> DIRECTIONS FOR THIS TASK:
Return all the entries. Match them word for word.

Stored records
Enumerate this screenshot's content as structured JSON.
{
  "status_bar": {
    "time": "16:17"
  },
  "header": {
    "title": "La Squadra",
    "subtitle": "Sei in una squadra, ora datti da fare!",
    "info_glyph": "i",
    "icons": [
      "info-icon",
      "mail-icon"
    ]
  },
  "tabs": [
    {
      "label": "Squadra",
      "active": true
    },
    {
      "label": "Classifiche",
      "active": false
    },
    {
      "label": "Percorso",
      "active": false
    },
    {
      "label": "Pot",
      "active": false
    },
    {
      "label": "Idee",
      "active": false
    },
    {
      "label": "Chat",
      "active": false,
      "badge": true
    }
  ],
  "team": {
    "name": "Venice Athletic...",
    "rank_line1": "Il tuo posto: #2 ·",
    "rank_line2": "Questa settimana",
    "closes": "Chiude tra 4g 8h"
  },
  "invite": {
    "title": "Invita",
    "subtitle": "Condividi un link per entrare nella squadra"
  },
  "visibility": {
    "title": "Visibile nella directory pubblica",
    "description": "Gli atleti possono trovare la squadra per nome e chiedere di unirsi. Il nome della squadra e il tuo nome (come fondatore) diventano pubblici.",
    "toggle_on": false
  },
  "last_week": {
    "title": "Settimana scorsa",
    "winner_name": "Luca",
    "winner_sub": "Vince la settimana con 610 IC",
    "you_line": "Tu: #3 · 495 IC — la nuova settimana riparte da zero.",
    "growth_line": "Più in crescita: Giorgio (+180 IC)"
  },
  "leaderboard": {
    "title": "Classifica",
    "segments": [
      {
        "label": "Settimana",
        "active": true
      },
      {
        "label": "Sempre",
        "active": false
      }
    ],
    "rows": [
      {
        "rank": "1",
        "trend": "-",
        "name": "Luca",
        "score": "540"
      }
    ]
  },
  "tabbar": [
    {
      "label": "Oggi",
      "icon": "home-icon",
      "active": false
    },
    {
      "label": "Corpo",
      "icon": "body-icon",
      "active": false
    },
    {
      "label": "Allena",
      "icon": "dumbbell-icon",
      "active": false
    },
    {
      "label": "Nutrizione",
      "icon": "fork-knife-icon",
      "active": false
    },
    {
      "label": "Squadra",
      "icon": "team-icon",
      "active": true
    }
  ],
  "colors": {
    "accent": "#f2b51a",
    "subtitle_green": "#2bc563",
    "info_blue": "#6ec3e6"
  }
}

> REPLY:
Enumerate this screenshot's content as structured JSON.
{
  "status_bar": {
    "time": "16:17"
  },
  "header": {
    "title": "La Squadra",
    "subtitle": "Sei in una squadra, ora datti da fare!",
    "info_glyph": "i",
    "icons": [
      "info-icon",
      "mail-icon"
    ]
  },
  "tabs": [
    {
      "label": "Squadra",
      "active": true
    },
    {
      "label": "Classifiche",
      "active": false
    },
    {
      "label": "Percorso",
      "active": false
    },
    {
      "label": "Pot",
      "active": false
    },
    {
      "label": "Idee",
      "active": false
    },
    {
      "label": "Chat",
      "active": false,
      "badge": true
    }
  ],
  "team": {
    "name": "Venice Athletic...",
    "rank_line1": "Il tuo posto: #2 ·",
    "rank_line2": "Questa settimana",
    "closes": "Chiude tra 4g 8h"
  },
  "invite": {
    "title": "Invita",
    "subtitle": "Condividi un link per entrare nella squadra"
  },
  "visibility": {
    "title": "Visibile nella directory pubblica",
    "description": "Gli atleti possono trovare la squadra per nome e chiedere di unirsi. Il nome della squadra e il tuo nome (come fondatore) diventano pubblici.",
    "toggle_on": false
  },
  "last_week": {
    "title": "Settimana scorsa",
    "winner_name": "Luca",
    "winner_sub": "Vince la settimana con 610 IC",
    "you_line": "Tu: #3 · 495 IC — la nuova settimana riparte da zero.",
    "growth_line": "Più in crescita: Giorgio (+180 IC)"
  },
  "leaderboard": {
    "title": "Classifica",
    "segments": [
      {
        "label": "Settimana",
        "active": true
      },
      {
        "label": "Sempre",
        "active": false
      }
    ],
    "rows": [
      {
        "rank": "1",
        "trend": "-",
        "name": "Luca",
        "score": "540"
      }
    ]
  },
  "tabbar": [
    {
      "label": "Oggi",
      "icon": "home-icon",
      "active": false
    },
    {
      "label": "Corpo",
      "icon": "body-icon",
      "active": false
    },
    {
      "label": "Allena",
      "icon": "dumbbell-icon",
      "active": false
    },
    {
      "label": "Nutrizione",
      "icon": "fork-knife-icon",
      "active": false
    },
    {
      "label": "Squadra",
      "icon": "team-icon",
      "active": true
    }
  ],
  "colors": {
    "accent": "#f2b51a",
    "subtitle_green": "#2bc563",
    "info_blue": "#6ec3e6"
  }
}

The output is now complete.